From Science Frontiers #41, SEP-OCT 1985. 1985-2000 William R. Corliss

Science Frontiers Sourcebook Project Reviewed in:

Quotes

  • "A sourcebook of unexplained phenomena is therefore a valuable addition to a collection of scientific literature. William R. Corliss has provided this in the past with his source books of scientific anomalies in several subjects, and now he has provided it for astronomy. He has done an excellent job of collecting and editing a large amount of material, taken in part from scientific journals and in part from scientific reporting in the popular or semi-scientific press." -- "The Mysterious Universe: A Handbook of Astronomical Anomalies", reviwed by Thomas Gold, Cornell University, in Icarus, vol.41, 1980

  • "An interesting, systematic presentation of unusual weather [..] This book is recommended for a general audience" --"Corliss, William R., Tornados, Dark Days, Anomalous Precipitation, and Related Weather Phenomena, Sourcebook Project, 1983.", revieweed in Choice, September 1983
  • "..the science is necessarily somewhat speculative, but Corliss's symthesis is based on reputable sources." -- "Corliss, William R. (Compiler). Lightning, Auroras, Nocturnal Lights, and Related Luminous Phenomena" reviwed by Joseph M. Moran, Univ. of Wisconsin in Science Books and Films, Sep/Oct 1983

  • "Before opening the book, I set certain standards that a volume which treads into dangerous grounds grounds like this must meet. The author scrupulously met, or even exceeded those standards.
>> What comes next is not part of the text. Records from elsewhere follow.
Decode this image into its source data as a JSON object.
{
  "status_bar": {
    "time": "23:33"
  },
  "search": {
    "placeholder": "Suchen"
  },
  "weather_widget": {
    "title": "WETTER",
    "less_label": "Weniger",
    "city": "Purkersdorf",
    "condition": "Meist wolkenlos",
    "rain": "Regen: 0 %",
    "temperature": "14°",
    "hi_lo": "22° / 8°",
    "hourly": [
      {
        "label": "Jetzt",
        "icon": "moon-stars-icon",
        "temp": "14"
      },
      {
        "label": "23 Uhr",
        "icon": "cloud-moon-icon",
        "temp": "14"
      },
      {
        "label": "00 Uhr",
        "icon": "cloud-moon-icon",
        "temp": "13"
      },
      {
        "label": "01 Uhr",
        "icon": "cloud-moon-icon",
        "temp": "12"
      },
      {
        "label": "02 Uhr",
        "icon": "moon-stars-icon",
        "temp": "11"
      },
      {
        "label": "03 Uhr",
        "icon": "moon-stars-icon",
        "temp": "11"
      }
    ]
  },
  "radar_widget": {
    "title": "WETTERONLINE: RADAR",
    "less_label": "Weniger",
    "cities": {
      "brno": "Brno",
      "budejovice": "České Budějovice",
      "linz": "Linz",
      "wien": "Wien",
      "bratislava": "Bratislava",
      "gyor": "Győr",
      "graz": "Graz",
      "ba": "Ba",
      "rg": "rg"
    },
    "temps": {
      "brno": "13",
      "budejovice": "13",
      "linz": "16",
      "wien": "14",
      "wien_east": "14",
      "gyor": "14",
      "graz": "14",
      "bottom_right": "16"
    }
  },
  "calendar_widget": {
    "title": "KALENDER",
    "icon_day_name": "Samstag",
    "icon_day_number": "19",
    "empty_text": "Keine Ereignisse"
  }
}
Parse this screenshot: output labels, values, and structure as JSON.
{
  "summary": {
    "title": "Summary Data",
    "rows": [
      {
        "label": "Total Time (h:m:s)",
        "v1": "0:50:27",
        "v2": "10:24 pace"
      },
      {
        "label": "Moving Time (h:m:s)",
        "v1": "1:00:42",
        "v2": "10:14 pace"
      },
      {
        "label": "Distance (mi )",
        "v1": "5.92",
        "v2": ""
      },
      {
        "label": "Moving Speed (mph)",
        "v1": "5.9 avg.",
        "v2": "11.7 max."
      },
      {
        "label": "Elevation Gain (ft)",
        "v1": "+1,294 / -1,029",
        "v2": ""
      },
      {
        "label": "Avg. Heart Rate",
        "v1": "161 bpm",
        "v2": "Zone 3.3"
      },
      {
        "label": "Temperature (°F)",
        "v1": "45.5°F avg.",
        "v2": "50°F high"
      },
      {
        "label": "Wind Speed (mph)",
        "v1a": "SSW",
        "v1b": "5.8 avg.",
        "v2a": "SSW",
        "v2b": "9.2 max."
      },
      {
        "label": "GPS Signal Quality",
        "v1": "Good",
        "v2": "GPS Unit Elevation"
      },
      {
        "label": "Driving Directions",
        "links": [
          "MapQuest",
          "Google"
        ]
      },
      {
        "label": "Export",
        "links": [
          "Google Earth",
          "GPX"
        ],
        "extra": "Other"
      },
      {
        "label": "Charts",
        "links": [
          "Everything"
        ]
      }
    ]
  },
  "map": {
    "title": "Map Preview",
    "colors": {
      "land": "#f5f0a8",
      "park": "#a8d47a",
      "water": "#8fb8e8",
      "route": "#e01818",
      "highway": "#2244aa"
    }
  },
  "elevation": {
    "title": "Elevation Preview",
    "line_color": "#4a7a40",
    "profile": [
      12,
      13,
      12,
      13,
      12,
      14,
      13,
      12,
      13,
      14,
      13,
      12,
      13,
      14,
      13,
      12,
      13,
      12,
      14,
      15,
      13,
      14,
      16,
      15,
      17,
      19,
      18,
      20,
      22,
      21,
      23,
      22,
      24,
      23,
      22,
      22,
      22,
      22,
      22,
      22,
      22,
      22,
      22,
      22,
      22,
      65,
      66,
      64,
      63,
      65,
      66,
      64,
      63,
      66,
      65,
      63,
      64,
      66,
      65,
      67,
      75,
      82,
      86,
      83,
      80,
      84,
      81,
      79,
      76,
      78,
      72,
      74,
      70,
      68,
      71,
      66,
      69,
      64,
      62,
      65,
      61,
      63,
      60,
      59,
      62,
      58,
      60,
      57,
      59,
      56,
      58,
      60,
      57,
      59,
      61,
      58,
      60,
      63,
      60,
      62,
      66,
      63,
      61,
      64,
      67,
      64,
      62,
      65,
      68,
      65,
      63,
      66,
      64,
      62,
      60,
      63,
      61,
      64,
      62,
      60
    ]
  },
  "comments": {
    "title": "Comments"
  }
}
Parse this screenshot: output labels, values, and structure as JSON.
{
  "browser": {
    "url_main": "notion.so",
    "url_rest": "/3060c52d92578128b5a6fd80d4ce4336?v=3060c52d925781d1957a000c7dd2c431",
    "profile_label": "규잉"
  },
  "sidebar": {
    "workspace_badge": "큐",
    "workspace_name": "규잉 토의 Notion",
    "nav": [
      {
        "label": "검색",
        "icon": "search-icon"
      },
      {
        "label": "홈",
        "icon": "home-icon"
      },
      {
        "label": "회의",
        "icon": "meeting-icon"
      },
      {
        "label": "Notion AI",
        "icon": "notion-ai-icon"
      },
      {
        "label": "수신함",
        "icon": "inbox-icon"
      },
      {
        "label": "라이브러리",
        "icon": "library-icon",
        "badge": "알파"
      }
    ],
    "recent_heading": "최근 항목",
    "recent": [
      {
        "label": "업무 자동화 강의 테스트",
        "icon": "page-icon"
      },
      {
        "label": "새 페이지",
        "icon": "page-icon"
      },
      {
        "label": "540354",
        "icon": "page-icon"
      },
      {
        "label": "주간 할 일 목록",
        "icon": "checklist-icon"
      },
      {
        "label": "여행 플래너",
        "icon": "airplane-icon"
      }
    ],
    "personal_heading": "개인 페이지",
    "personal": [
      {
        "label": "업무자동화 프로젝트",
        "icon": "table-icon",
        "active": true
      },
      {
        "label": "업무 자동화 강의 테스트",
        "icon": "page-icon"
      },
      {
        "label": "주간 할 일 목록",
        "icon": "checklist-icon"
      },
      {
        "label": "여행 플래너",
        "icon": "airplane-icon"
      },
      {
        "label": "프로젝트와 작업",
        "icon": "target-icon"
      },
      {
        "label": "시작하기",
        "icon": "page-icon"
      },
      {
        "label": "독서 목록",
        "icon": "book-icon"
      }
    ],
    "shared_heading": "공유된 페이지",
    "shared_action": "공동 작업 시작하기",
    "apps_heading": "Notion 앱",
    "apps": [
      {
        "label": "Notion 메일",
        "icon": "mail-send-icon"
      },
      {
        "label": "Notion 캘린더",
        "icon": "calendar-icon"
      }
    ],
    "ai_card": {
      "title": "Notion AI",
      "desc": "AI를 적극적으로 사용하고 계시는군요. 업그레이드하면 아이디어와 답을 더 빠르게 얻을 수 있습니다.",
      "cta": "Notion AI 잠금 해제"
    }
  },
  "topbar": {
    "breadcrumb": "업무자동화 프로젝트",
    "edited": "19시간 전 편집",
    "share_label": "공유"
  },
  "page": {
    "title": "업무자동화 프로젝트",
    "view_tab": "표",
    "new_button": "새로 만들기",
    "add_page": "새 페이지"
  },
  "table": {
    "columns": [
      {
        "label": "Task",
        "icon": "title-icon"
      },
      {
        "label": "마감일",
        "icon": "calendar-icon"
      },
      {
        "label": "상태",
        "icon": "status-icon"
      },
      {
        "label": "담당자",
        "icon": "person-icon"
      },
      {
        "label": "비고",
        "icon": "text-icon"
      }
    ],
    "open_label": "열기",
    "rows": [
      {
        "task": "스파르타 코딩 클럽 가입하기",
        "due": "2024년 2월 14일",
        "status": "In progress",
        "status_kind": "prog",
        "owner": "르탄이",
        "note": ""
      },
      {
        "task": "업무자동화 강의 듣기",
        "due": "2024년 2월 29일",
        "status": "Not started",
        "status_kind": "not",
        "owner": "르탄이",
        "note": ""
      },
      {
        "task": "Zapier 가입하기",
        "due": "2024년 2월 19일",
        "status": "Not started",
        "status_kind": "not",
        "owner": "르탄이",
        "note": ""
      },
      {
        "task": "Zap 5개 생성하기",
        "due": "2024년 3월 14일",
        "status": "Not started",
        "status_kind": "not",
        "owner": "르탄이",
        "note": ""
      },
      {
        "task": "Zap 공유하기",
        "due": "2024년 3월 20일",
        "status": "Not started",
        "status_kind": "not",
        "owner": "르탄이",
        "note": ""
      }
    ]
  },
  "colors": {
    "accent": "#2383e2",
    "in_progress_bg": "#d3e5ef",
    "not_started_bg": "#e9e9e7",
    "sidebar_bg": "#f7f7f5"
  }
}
Each phenomenon is exhaustively documented, with references to scientific journals [..] and extensive quotations" -- "Book Review: The moon and planets: a catalog of astronomical anomalies", The Sourcebook Project, 1985., Corliss, W. R., Journal of the Royal Astronomical Society of Canada, Vol. 81, no. 1 (1987), p. 24., 02/1987